Many business people believe using contractions in business writing is a big “no-no.” They think of contractions as a breach of formality, or as unprofessional, or sloppy. It’s commonly assumed that using contractions in business documents creates risks like:
No one will respect you.
Your message (or credibility) is somehow diminished as too informal, breezy and unprofessional.
It’s clear that these three dash types don’t get the respect they deserve—as indicated by the fact that many of you are wondering what the heck I’m talking about.
Yes, it’s true. Three different dashes, each with distinct uses:
– Short (the hyphen or dash)
– Medium (the en dash)
— Long (the em dash)
Getting these dashes right is important, even though it seems a minor punctuation detail not worth bothering over (and most writers don’t). Proper use of the em dash, en dash, and hyphen distinguishes you as a competent writer and expands your expressive options. Unfortunately, many business people have little time to parse such detail, and frequently, in fact more often than not, don’t bother.
Writers in business contexts often appear clueless when using ampersands, and they frequently get ampersand usage wrong. I see it every day in my commercial copy editing work.
But & and and have distinct functions, meanings, and uses. Worse, writers commonly and casually overuse & as a fully interchangeable equivalent of and. That’s why we assembled this easy list of ampersand usage rules. Continue reading Ampersand Usage — “&” or “And”?
Phrasal Adjectives — aka Compound Adjectives or Compound Modifiers
Phrasal adjectives (also called compound adjectives) are hyphenated. For the most part. Are you among the zillions of writers who miss this signal detail? Don’t be. Just follow the fairly straightforward rules and exceptions explained here, and you’ll master this important writing tool.
What is a phrasal adjective? Phrases often function as adjectives. When a number of words together modify or describe a noun, the phrase is ordinarily hyphenated.
The general rule: if two or more consecutive words make sense only when understood together as an adjective modifying a noun, hyphenate those words. (But, grasping the rule’s exceptions is just as important.) Continue reading Hyphenating Phrasal Adjectives

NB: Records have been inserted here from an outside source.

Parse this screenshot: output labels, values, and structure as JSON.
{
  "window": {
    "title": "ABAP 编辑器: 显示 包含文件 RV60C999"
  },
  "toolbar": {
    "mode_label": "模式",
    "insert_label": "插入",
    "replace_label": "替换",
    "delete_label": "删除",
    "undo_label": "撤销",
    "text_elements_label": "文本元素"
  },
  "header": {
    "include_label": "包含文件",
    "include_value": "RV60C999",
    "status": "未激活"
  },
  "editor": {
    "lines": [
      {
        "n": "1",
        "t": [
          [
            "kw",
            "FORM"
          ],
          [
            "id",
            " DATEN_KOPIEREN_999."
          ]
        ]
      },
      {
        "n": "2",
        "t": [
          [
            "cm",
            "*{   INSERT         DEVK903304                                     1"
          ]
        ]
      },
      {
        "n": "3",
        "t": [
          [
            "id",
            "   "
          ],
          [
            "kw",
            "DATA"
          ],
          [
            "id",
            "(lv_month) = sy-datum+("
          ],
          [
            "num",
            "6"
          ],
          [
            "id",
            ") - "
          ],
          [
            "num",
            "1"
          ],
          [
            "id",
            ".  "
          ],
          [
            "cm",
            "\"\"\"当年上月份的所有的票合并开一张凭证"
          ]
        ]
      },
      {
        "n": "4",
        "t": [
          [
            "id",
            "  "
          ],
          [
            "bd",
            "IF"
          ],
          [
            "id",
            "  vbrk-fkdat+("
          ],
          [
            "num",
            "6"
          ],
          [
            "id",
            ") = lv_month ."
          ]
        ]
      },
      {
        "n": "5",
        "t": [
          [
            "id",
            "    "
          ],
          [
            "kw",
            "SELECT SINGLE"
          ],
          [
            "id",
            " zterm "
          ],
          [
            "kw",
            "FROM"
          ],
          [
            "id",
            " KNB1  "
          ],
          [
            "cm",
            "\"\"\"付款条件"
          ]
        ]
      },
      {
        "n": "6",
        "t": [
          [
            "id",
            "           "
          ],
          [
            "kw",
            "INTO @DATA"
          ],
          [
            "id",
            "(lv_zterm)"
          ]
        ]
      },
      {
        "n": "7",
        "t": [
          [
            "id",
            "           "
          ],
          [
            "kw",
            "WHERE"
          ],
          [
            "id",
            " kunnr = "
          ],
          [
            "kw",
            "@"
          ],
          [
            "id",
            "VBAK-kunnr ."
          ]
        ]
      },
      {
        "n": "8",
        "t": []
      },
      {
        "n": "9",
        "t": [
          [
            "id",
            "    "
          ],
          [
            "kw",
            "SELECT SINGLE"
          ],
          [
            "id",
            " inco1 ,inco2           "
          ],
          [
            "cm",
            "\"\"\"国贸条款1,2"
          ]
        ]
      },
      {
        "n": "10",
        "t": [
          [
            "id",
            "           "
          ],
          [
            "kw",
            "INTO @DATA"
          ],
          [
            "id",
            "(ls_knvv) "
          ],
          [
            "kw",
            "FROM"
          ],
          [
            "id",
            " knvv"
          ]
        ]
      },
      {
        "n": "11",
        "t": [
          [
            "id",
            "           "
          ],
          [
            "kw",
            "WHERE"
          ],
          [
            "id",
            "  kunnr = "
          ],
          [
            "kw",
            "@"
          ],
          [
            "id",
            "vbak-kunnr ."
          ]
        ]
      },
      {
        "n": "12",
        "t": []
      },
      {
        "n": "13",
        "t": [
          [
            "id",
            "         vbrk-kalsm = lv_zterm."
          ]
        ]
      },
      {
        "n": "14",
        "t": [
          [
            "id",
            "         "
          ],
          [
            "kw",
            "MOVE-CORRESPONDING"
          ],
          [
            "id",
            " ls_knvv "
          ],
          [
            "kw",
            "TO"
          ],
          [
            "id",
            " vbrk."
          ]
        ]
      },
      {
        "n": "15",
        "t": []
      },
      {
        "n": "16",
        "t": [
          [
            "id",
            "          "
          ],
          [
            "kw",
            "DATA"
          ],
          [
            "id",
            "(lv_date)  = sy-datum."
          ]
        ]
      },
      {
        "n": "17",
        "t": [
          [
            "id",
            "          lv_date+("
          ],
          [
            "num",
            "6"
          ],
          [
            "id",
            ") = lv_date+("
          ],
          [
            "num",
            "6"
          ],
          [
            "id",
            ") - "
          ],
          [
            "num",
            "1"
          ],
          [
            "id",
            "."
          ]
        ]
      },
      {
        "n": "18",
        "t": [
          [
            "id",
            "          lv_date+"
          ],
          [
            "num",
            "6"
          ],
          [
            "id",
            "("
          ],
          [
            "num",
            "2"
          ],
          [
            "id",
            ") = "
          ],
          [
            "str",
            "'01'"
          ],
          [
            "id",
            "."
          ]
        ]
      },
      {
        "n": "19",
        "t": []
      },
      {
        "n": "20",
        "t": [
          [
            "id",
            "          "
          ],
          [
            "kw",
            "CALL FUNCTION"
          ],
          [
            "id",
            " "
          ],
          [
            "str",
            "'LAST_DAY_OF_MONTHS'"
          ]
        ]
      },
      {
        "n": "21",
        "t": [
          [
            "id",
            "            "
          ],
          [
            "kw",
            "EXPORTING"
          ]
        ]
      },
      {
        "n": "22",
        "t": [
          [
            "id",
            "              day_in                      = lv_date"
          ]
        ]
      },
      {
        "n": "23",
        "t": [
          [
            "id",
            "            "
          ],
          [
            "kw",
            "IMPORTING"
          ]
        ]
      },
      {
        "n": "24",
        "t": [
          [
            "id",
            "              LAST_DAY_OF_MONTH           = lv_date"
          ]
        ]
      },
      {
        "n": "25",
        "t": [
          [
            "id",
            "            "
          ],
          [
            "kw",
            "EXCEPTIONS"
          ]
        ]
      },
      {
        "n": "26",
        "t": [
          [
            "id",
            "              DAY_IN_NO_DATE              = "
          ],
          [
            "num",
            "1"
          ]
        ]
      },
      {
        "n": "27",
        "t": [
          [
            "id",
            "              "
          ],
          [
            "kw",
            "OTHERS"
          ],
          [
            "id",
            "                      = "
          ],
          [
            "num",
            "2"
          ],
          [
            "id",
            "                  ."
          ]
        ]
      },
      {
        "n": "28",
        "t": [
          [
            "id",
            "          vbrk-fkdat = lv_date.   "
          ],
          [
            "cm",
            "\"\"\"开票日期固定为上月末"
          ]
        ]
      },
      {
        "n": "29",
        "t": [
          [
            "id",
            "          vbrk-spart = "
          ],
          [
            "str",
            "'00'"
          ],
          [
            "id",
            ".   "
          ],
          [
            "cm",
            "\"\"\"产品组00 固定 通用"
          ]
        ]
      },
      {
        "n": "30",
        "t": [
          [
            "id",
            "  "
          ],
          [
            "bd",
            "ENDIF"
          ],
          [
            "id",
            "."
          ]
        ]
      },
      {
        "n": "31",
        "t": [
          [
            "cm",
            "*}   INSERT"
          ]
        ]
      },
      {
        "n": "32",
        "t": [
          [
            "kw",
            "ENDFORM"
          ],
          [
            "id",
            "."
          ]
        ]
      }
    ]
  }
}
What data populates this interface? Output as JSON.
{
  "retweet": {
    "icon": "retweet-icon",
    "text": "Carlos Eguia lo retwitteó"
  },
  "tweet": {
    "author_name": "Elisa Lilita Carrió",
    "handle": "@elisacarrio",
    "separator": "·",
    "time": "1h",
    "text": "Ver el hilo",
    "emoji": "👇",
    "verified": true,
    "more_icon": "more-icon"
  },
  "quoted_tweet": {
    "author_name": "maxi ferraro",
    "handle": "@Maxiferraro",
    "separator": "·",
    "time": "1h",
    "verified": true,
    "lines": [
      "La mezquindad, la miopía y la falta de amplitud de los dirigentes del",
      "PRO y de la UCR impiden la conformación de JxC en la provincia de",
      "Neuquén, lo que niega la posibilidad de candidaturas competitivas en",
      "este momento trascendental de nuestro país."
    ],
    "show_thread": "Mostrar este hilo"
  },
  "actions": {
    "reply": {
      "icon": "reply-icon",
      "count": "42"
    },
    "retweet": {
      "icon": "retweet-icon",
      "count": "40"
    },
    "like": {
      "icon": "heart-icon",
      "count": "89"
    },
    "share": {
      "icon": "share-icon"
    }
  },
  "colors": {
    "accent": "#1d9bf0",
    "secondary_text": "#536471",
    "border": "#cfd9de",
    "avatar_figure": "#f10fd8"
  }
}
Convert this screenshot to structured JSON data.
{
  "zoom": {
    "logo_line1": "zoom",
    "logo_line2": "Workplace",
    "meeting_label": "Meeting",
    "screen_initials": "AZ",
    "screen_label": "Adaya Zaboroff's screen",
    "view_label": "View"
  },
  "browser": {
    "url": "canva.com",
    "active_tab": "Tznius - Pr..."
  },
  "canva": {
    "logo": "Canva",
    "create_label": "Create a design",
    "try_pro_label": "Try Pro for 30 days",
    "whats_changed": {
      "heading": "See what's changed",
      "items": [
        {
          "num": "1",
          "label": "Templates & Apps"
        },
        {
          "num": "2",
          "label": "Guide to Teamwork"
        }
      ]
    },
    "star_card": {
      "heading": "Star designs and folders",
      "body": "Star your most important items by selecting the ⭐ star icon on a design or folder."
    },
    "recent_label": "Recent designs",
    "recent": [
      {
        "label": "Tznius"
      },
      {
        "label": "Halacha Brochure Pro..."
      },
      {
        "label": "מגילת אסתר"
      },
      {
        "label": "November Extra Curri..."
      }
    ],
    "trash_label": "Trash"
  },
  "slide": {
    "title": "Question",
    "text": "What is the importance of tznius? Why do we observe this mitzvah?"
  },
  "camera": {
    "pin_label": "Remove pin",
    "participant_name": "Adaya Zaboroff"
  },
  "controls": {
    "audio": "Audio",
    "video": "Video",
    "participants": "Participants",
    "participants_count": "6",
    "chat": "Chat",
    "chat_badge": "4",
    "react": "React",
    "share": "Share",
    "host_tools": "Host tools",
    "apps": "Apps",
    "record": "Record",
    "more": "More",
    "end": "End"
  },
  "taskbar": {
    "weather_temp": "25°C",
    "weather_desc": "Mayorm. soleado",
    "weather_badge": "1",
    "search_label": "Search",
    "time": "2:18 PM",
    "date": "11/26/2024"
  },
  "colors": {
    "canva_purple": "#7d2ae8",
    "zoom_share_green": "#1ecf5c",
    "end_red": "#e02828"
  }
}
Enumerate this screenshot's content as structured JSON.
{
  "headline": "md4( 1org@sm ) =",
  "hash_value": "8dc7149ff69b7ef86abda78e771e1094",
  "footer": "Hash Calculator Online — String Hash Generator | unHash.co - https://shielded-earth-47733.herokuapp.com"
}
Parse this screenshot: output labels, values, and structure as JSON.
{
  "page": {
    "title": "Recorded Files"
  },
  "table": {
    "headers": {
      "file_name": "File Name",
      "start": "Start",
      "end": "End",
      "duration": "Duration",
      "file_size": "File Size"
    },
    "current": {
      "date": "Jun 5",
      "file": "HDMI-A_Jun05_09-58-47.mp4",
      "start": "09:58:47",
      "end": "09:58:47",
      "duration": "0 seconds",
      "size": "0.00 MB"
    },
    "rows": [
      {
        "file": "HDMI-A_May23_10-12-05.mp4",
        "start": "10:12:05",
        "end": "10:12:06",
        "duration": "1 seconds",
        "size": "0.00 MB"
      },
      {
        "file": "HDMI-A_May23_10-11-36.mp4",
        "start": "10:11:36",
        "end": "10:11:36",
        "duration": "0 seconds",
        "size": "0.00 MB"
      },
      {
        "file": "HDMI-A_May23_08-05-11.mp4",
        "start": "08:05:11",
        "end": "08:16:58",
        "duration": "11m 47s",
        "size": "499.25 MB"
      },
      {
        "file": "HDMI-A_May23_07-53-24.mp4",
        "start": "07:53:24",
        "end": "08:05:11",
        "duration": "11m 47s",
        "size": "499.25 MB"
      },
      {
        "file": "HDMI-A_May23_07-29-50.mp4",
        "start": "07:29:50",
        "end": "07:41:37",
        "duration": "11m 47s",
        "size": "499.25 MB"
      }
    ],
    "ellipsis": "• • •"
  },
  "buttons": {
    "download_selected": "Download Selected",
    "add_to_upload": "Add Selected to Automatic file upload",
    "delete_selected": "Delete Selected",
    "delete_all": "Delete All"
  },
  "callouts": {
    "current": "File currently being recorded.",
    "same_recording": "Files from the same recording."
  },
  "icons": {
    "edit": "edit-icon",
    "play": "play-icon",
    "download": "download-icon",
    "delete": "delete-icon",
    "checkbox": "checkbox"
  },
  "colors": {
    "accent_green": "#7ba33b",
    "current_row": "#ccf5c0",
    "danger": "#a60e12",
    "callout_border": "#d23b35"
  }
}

Everyone uses bullet lists (vertical lists in which the order of listed items doesn’t matter and items are preceded by the same mark, usually a “•”). They’ve become increasingly popular as data and content explode. Business writers rely heavily on lists to grab readers’ attention and convey information quickly. Despite their utility, writers often ignore or misunderstand proper punctuation of bullet lists. As an editor I’ve witnessed first-hand how this problem regularly embarrasses business writers. Incorrect punctuation of bullet lists is a distraction and bad for readability and your message.